Find and copy each line of the records where the string "structured" shows up.
##########
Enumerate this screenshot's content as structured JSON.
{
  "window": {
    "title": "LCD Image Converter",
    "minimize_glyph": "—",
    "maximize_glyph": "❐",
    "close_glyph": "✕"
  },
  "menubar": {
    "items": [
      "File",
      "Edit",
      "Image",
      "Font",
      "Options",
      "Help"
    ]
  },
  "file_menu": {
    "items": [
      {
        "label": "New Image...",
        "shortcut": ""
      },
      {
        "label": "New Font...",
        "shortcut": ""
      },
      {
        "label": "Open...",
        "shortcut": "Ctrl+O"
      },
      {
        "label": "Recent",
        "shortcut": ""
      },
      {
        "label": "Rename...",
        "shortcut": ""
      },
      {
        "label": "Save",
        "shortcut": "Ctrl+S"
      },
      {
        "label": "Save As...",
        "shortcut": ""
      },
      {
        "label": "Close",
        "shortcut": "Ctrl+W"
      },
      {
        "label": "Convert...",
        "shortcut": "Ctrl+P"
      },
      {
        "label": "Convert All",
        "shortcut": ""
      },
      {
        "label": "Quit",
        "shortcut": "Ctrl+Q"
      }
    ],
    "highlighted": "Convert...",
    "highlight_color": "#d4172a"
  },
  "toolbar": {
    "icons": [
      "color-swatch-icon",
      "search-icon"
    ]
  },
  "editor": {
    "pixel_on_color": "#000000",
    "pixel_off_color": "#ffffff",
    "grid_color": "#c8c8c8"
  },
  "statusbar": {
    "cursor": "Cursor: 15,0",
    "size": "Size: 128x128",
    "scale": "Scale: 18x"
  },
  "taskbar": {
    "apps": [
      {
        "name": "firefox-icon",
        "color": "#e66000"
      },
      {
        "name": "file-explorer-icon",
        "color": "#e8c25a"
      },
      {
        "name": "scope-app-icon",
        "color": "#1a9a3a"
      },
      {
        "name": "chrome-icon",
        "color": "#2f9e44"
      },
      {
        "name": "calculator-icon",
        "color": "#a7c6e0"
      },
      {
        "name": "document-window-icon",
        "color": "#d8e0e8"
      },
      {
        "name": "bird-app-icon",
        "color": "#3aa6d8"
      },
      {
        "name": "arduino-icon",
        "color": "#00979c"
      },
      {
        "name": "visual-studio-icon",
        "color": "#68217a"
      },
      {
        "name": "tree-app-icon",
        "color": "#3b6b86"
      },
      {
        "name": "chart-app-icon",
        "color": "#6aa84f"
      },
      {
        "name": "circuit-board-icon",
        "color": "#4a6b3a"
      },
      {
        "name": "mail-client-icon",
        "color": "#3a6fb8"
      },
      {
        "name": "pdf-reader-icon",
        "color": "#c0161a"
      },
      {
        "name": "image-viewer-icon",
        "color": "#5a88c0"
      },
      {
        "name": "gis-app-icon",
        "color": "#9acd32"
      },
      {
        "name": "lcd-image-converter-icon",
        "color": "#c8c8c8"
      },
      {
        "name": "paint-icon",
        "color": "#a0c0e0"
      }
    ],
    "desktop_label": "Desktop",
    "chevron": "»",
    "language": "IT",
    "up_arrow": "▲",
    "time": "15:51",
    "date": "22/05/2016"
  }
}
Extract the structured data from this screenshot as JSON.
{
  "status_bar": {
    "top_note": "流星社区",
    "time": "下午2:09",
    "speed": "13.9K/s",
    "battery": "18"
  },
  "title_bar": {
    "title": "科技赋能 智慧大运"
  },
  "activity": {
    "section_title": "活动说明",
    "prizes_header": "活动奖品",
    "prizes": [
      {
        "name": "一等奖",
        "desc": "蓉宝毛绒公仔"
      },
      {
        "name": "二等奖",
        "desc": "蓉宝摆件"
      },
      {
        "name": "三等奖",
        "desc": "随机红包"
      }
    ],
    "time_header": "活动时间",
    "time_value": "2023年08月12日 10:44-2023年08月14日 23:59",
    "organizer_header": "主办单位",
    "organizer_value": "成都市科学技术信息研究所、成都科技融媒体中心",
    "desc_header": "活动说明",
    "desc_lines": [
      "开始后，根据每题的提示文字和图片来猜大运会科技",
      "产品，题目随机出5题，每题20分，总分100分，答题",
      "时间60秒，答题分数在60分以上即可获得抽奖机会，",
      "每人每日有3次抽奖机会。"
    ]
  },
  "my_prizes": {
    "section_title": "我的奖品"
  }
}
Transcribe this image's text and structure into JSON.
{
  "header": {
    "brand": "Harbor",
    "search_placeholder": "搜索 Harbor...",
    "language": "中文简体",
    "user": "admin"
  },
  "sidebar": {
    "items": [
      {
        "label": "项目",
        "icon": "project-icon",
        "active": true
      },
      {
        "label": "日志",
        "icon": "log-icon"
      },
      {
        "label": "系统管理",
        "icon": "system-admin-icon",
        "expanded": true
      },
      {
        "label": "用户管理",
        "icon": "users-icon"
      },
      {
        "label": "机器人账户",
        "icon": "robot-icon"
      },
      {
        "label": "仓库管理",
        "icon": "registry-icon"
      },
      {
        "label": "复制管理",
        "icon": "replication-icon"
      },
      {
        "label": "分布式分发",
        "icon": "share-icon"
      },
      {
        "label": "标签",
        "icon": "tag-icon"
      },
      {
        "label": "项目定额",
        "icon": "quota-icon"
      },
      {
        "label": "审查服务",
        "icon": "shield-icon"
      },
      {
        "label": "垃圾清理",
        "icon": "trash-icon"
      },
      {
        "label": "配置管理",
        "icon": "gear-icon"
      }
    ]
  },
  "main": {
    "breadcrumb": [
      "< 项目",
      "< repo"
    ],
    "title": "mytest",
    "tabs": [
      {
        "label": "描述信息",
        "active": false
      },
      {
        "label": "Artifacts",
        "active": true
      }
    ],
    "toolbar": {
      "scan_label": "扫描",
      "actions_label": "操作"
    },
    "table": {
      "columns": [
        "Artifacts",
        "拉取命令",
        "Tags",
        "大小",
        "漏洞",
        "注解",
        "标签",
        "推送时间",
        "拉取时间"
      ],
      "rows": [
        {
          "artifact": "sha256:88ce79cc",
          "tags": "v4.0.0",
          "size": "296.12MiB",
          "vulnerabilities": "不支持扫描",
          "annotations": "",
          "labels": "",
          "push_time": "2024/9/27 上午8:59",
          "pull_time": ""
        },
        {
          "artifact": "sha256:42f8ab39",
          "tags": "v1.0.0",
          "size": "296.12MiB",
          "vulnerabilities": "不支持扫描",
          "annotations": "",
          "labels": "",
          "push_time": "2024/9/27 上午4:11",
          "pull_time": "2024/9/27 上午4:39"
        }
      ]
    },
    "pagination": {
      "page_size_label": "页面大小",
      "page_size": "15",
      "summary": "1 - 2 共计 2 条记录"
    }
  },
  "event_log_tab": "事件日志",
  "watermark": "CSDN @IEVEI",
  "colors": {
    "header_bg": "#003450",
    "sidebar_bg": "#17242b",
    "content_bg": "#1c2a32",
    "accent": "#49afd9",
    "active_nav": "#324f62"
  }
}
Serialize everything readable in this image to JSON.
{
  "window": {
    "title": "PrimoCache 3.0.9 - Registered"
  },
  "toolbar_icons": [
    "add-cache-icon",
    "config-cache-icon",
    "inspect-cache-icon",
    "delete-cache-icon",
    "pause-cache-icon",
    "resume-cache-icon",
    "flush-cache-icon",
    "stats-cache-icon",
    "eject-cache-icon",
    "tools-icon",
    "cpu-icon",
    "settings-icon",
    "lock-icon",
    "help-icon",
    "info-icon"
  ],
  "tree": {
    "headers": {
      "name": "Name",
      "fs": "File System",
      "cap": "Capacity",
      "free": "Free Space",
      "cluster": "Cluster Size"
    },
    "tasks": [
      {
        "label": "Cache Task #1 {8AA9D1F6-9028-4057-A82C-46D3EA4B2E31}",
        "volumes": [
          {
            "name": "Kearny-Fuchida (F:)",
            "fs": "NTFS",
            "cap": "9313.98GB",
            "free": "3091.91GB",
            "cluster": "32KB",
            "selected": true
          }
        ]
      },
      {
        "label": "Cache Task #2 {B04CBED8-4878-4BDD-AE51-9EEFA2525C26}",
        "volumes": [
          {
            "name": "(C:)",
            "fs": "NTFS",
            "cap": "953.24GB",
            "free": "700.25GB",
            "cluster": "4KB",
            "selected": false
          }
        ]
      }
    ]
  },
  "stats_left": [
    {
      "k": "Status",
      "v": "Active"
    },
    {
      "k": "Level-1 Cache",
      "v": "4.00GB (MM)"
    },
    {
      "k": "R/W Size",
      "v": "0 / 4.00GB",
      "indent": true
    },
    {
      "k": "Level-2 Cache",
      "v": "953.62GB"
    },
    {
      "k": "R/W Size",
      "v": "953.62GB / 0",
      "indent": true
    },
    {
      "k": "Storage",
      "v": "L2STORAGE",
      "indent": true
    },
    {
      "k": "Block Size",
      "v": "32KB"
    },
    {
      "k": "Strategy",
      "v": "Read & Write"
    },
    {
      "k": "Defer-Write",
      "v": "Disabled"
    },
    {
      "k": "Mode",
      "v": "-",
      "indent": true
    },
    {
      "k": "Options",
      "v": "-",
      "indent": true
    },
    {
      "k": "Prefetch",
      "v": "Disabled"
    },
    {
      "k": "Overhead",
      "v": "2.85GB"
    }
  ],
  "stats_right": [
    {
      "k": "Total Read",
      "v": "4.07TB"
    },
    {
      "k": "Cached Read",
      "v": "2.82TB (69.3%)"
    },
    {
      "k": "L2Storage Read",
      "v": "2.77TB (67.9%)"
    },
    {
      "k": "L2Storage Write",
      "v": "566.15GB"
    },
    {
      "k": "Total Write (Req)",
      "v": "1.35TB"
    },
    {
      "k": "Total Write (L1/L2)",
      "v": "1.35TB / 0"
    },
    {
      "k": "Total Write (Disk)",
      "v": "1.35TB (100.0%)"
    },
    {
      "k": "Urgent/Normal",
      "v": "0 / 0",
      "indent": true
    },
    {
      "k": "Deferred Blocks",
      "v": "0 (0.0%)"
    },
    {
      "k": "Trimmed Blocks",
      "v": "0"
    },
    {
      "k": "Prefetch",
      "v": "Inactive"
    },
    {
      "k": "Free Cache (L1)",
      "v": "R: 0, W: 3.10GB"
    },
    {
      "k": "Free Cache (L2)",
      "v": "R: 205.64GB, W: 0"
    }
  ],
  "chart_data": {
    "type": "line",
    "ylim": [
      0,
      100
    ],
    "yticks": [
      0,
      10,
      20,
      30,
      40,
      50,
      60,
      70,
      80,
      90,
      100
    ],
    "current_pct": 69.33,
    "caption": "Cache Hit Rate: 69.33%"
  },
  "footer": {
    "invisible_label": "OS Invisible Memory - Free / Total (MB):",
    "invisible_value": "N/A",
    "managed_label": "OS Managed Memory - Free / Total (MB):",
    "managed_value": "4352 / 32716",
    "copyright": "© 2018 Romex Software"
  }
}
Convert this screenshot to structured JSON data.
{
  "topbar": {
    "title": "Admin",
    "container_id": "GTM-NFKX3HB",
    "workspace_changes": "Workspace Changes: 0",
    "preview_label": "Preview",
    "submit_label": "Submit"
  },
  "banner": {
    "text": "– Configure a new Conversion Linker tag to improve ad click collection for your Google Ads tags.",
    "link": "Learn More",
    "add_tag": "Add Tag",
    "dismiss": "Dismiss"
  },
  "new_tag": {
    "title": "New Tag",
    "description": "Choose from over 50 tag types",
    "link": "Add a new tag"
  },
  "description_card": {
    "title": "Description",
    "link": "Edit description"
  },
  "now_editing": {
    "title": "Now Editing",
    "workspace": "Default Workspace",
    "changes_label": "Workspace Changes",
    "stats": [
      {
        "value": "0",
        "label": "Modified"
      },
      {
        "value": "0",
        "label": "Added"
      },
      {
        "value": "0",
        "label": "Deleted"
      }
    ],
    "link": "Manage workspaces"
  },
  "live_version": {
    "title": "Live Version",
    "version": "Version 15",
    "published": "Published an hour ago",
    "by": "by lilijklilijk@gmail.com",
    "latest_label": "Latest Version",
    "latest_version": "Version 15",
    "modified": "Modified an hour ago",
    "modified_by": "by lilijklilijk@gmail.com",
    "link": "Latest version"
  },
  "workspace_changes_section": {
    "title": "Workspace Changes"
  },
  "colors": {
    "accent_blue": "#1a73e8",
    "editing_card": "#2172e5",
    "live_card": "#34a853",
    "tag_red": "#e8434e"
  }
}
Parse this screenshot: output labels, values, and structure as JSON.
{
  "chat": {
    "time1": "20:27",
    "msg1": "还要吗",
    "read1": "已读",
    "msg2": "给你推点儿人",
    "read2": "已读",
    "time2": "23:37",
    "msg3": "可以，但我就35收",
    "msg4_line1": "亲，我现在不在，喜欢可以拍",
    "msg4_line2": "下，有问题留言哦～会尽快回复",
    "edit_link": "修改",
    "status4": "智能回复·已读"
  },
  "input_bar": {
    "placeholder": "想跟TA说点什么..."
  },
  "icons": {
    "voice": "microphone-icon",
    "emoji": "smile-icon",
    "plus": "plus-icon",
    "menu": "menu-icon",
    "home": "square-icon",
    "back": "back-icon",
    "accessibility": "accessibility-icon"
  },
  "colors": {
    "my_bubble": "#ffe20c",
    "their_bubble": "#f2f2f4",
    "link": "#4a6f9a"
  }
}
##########
Solution for this exercise »
Enumerate this screenshot's content as structured JSON.
Extract the structured data from this screenshot as JSON.
Convert this screenshot to structured JSON data.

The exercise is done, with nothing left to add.